Archive for food waste

garbage in the air

Posted in pictures, Travel, Wines with tags , , , , , , , , , , on November 6, 2019 by xi'an

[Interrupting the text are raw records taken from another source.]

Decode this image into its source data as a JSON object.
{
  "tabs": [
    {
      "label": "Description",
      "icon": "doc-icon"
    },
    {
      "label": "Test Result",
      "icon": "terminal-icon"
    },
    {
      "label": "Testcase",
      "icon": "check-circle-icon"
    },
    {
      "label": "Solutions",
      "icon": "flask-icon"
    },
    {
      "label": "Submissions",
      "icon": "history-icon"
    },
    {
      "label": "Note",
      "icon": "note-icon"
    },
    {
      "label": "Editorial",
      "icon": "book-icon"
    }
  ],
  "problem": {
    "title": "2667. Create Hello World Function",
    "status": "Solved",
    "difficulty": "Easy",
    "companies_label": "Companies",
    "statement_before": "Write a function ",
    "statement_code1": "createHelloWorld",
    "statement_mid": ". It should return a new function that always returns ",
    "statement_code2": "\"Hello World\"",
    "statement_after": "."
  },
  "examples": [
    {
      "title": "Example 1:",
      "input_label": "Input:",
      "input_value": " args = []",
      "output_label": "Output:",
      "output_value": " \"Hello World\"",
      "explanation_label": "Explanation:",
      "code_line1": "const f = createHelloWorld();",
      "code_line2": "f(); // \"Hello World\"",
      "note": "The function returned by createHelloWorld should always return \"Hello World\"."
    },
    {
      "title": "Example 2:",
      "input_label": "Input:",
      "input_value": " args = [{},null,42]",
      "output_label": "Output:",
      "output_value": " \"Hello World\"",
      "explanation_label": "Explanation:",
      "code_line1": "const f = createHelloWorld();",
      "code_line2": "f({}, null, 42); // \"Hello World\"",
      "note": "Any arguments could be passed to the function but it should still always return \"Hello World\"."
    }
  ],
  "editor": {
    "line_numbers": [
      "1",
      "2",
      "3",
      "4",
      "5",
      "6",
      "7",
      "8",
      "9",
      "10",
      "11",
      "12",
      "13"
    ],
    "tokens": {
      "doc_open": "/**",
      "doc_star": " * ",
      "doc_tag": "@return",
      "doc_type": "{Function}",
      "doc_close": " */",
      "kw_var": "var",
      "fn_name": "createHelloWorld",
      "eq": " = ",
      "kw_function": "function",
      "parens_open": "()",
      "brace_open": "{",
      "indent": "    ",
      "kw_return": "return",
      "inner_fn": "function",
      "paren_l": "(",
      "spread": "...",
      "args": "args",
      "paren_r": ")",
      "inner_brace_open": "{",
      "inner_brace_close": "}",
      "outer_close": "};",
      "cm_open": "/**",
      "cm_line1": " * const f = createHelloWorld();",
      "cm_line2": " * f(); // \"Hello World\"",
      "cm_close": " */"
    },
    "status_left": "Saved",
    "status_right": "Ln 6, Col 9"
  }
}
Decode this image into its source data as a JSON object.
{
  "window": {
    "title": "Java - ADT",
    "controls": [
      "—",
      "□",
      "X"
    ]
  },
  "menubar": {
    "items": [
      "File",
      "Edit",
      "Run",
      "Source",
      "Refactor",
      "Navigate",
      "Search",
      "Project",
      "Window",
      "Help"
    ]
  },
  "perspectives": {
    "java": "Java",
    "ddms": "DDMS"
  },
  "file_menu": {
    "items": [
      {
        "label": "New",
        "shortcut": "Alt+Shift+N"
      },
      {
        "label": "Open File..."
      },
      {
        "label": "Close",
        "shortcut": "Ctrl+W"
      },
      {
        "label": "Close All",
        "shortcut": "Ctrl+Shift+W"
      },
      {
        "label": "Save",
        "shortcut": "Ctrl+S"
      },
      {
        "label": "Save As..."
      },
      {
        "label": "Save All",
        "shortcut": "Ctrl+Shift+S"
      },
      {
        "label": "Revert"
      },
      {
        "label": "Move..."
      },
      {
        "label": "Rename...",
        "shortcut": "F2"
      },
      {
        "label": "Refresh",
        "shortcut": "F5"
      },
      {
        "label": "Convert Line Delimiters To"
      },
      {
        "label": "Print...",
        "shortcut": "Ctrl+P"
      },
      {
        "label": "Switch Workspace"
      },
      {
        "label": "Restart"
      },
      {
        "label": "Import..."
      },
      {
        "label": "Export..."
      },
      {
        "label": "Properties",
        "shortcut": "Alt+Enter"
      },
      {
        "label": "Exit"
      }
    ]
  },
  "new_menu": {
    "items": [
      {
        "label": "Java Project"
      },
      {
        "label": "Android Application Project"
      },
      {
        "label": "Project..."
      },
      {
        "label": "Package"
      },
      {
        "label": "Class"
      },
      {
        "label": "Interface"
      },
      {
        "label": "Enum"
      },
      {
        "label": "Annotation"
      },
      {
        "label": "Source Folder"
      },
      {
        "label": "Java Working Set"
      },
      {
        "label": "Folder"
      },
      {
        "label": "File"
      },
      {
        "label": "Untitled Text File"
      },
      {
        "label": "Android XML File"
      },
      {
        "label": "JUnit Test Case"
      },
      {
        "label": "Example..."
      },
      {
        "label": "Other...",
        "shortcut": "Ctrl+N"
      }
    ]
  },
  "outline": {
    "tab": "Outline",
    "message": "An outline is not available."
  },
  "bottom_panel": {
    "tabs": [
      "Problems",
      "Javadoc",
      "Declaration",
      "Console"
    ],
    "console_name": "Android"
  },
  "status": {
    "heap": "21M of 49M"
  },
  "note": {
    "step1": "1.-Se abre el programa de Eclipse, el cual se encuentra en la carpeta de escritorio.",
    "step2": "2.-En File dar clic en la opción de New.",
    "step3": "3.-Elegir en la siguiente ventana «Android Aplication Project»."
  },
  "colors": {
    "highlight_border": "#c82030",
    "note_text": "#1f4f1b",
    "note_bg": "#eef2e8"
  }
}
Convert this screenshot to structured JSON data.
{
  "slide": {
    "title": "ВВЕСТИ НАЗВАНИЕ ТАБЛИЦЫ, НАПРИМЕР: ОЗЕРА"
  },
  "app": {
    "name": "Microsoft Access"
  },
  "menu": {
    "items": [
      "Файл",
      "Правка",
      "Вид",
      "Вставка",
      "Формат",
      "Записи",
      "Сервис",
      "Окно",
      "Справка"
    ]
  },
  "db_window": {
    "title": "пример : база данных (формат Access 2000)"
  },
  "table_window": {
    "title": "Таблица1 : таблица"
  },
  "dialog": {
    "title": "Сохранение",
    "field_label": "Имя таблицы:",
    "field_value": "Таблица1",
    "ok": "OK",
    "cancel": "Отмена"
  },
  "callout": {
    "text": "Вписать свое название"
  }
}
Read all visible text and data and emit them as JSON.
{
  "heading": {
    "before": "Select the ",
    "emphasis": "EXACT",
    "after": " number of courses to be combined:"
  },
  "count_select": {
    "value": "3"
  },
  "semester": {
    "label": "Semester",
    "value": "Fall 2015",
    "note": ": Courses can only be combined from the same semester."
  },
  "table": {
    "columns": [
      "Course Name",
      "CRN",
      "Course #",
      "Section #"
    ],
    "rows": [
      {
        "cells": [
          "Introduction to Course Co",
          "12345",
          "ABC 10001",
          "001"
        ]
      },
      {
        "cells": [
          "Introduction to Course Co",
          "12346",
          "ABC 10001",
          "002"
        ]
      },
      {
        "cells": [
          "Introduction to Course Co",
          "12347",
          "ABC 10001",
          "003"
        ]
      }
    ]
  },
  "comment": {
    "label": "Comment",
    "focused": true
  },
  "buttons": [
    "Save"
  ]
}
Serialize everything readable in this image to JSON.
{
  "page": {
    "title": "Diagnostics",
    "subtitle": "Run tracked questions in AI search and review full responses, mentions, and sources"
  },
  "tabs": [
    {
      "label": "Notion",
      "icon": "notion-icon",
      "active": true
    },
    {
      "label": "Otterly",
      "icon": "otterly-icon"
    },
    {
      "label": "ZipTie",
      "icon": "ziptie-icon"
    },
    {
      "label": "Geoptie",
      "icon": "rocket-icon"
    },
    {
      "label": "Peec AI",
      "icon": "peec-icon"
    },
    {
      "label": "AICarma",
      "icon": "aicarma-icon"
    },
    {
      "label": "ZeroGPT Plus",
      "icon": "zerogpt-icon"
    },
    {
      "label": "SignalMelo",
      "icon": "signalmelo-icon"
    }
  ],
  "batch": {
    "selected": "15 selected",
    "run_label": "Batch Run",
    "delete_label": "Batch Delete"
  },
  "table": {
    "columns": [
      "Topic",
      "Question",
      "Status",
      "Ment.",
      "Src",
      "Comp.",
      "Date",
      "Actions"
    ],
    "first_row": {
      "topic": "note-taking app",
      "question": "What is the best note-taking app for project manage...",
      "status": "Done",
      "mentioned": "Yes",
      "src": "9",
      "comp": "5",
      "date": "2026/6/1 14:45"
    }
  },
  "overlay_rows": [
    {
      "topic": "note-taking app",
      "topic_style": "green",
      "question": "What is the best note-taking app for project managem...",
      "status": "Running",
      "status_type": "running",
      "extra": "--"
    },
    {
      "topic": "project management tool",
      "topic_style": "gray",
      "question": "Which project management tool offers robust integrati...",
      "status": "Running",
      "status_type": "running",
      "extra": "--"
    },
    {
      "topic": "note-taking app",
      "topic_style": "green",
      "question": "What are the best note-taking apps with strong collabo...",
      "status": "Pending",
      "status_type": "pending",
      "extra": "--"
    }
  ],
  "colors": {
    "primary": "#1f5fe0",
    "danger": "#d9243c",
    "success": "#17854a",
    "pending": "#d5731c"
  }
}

As I am flying today to Seoul, for the Fall meeting of the Korean Statistical Society, a somewhat interesting paper in the New York Times about switching to alternatives for airline catering (if not air travel), starting with the figure that a passenger generates on average 1.5kg of waste per flight. And pointing out the conflicting issues in recycling food waste in most countries as they see it as imported waste and potential imported pathogens.and biohazards… While getting rids of plastic items is a tiny step in the right direction, especially because airlines do not sort between different kinds of garbage, a major step would be to avoid replacing them by another disposable item, especially heavier ones. From getting rid of providing food and drink (except water) on short and medium-haul flights to aim at healthy foods that do not require packaging or utensils. Like fruits. And asking passengers to carry their own garbage when leaving the plane could also enhance the realisation of the amount of garbage they thus produced. (On a recent early morning flight between Paris and Birmingham, the plane supposedly could not leave until the late delivery truck had brought croissants and drinks, as if passengers could not have abstained for the 55mn the flight lasted, especially when most of them were sleeping…) Nowadays. I usually travel with a water bottle that I fill before boarding after security and often skip meals on flights, but it invariably proves difficult to ask flight attendants to use my own reusable cup rather than a single-use plastic cup.

Nature tea[dbits]

Posted in Books, pictures, University life, Wines with tags , , , , , , , , , , , , , , , , on February 28, 2019 by xi'an

A very special issue of Nature (7 February 2019, vol. 556, no. 7742). With an outlook section on tea, plus a few research papers (and ads) on my principal beverage. News about the REF, Elsevier’s and Huawei’s woes with the University of California, the dangerous weakening of Title IX by the Trump administration, and a long report on the statistical analysis of Hurricane Maria deaths, involving mostly epidemiologists, but also Patrick Ball who took part in our Bayes for Good workshop at CIRM. Plus China’s food crisis and ways to reduce cropland losses and food waste. Concerning the tea part(y), a philogenetic study of different samples led to the theory that tea was domesticated thrice, twice in Yunnan (China) and once in Assam (India), with a divergence estimated at more than twenty thousand years ago. Another article on Pu-Ehr, with the potential impacts of climate change on this very unique tea. With a further remark that higher altitudes increase the anti-oxydant level of tea… And a fascinating description of agro-forestry where tea and vegetables are grown in a forest that regulates sun exposure, moisture evaporation, and soil nutrients.